FDA: heart patients with drug-coated stents face blood-clot risk
Tuesday, December 5th 2006, 9:54 am
News On 6
WASHINGTON (AP) _ Patients fitted with drug-coated stents to open their choked arteries face a small but significant risk of forming blood clots, but the danger of death or heart attack associated with the devices remains unknown, health officials said Tuesday.
The increased risk is in comparison to bare-metal stents and emerges a year or more after surgery.
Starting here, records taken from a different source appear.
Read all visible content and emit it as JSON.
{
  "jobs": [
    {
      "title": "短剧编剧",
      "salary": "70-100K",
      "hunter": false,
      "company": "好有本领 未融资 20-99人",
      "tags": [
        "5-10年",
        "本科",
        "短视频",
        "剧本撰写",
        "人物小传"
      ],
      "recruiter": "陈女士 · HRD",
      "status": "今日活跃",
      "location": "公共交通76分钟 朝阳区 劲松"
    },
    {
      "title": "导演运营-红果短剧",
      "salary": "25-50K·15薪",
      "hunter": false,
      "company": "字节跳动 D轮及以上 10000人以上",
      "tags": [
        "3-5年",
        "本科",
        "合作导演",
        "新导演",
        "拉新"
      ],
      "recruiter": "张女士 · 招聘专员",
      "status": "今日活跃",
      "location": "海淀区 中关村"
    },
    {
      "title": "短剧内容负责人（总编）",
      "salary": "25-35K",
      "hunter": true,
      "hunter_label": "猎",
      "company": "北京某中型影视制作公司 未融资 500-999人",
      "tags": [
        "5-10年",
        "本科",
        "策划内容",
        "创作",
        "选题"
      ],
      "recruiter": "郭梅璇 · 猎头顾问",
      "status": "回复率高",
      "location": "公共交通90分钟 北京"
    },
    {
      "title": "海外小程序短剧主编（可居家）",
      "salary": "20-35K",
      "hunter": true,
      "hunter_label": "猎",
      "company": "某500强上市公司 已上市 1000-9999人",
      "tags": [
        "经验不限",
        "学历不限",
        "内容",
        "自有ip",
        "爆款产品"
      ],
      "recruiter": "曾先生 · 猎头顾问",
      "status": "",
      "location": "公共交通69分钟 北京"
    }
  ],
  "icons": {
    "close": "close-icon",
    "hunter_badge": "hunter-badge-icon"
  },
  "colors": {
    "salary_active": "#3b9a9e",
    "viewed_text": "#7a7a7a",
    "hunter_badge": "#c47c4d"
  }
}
It applies to patients given stents made by Boston Scientific Corp. and Johnson & Johnson, the Food and Drug Administration said.
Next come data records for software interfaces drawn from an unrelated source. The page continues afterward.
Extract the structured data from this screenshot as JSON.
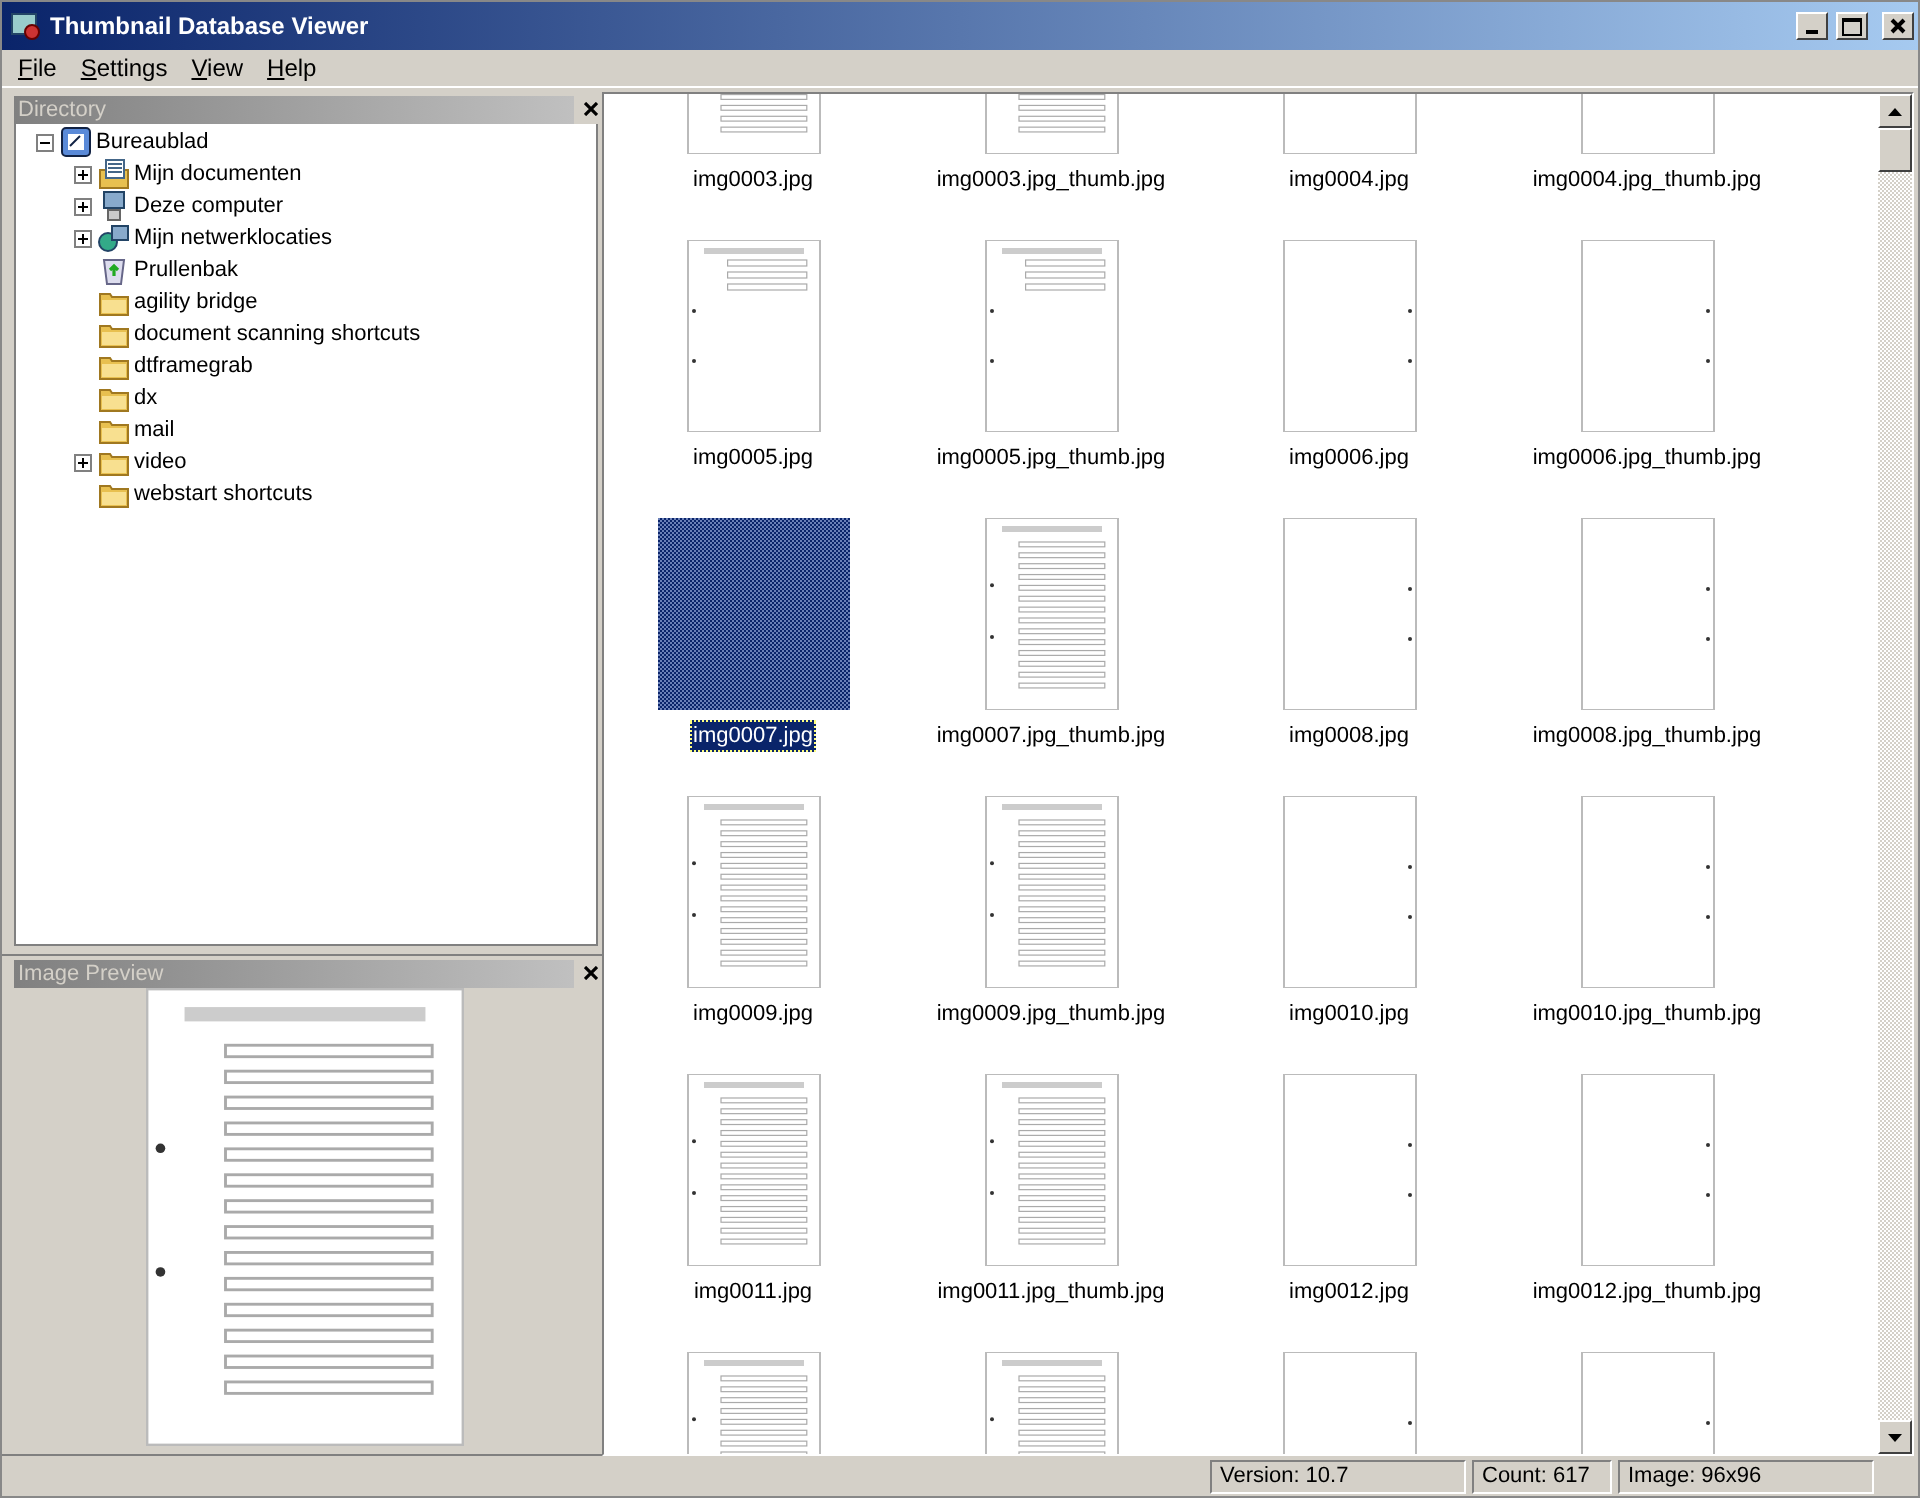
{
  "window": {
    "title": "Thumbnail Database Viewer"
  },
  "menu": [
    "File",
    "Settings",
    "View",
    "Help"
  ],
  "directory": {
    "title": "Directory",
    "tree": [
      {
        "label": "Bureaublad",
        "kind": "desktop",
        "expanded": true,
        "children": [
          {
            "label": "Mijn documenten",
            "kind": "documents",
            "expanded": false
          },
          {
            "label": "Deze computer",
            "kind": "computer",
            "expanded": false
          },
          {
            "label": "Mijn netwerklocaties",
            "kind": "network",
            "expanded": false
          },
          {
            "label": "Prullenbak",
            "kind": "recycle"
          },
          {
            "label": "agility bridge",
            "kind": "folder"
          },
          {
            "label": "document scanning shortcuts",
            "kind": "folder"
          },
          {
            "label": "dtframegrab",
            "kind": "folder"
          },
          {
            "label": "dx",
            "kind": "folder"
          },
          {
            "label": "mail",
            "kind": "folder"
          },
          {
            "label": "video",
            "kind": "folder",
            "expanded": false
          },
          {
            "label": "webstart shortcuts",
            "kind": "folder"
          }
        ]
      }
    ]
  },
  "preview": {
    "title": "Image Preview",
    "kind": "picture"
  },
  "thumbnails": [
    {
      "label": "img0003.jpg",
      "kind": "table",
      "selected": false
    },
    {
      "label": "img0003.jpg_thumb.jpg",
      "kind": "table",
      "selected": false
    },
    {
      "label": "img0004.jpg",
      "kind": "blank",
      "selected": false
    },
    {
      "label": "img0004.jpg_thumb.jpg",
      "kind": "blank",
      "selected": false
    },
    {
      "label": "img0005.jpg",
      "kind": "sparse",
      "selected": false
    },
    {
      "label": "img0005.jpg_thumb.jpg",
      "kind": "sparse",
      "selected": false
    },
    {
      "label": "img0006.jpg",
      "kind": "blank",
      "selected": false
    },
    {
      "label": "img0006.jpg_thumb.jpg",
      "kind": "blank",
      "selected": false
    },
    {
      "label": "img0007.jpg",
      "kind": "table",
      "selected": true
    },
    {
      "label": "img0007.jpg_thumb.jpg",
      "kind": "table",
      "selected": false
    },
    {
      "label": "img0008.jpg",
      "kind": "blank",
      "selected": false
    },
    {
      "label": "img0008.jpg_thumb.jpg",
      "kind": "blank",
      "selected": false
    },
    {
      "label": "img0009.jpg",
      "kind": "table",
      "selected": false
    },
    {
      "label": "img0009.jpg_thumb.jpg",
      "kind": "table",
      "selected": false
    },
    {
      "label": "img0010.jpg",
      "kind": "blank",
      "selected": false
    },
    {
      "label": "img0010.jpg_thumb.jpg",
      "kind": "blank",
      "selected": false
    },
    {
      "label": "img0011.jpg",
      "kind": "table",
      "selected": false
    },
    {
      "label": "img0011.jpg_thumb.jpg",
      "kind": "table",
      "selected": false
    },
    {
      "label": "img0012.jpg",
      "kind": "blank",
      "selected": false
    },
    {
      "label": "img0012.jpg_thumb.jpg",
      "kind": "blank",
      "selected": false
    },
    {
      "kind": "table",
      "selected": false
    },
    {
      "kind": "table",
      "selected": false
    },
    {
      "kind": "blank",
      "selected": false
    },
    {
      "kind": "blank",
      "selected": false
    }
  ],
  "status_bar": [
    "Version: 10.7",
    "Count: 617",
    "Image: 96x96"
  ]
}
The FDA has convened a two-day meeting of outside experts this week to discuss safety issues associated with the devices, formally known as drug-eluting stents.
The miniature lattice-shaped tubes are coated with drugs that slowly dissolve _ or elute _ into the bloodstream to prevent regrowth of tissue that can clog arteries anew.
Labels on the two types of drug-coated stents now sold in the United States recommend patients take baby aspirin and the blood-thinner Plavix for either three or six months, depending on the manufacturer, following surgery.
Multiple studies have suggested the risk of blood clots, heart attack and death rises in patients who stop taking those drugs early. The FDA, in documents released ahead of the Thursday-Friday meeting, said it is unknown how long patients should remain on the drugs to prevent life-threatening clots from forming.
Nor are the long-term risks of treatment with Plavix known, the FDA said. The drug, also known as clopidogrel, can cause major bleeding.
The FDA said the risk of blood clotting applies to the drug-coated stents when used as labeled. However, the agency acknowledges that more than 60 percent of the stents are likely implanted in types of patients not studied during the trials of the devices that led to their approval _ a so-called off-label use.
Doctors now implant stents in about 650,000 Americans a year. Of those, 80 percent or more are the drug-coated kind.
There is less reclogging of the arteries in patients given drug-eluting stents compared to those with the bare-metal versions.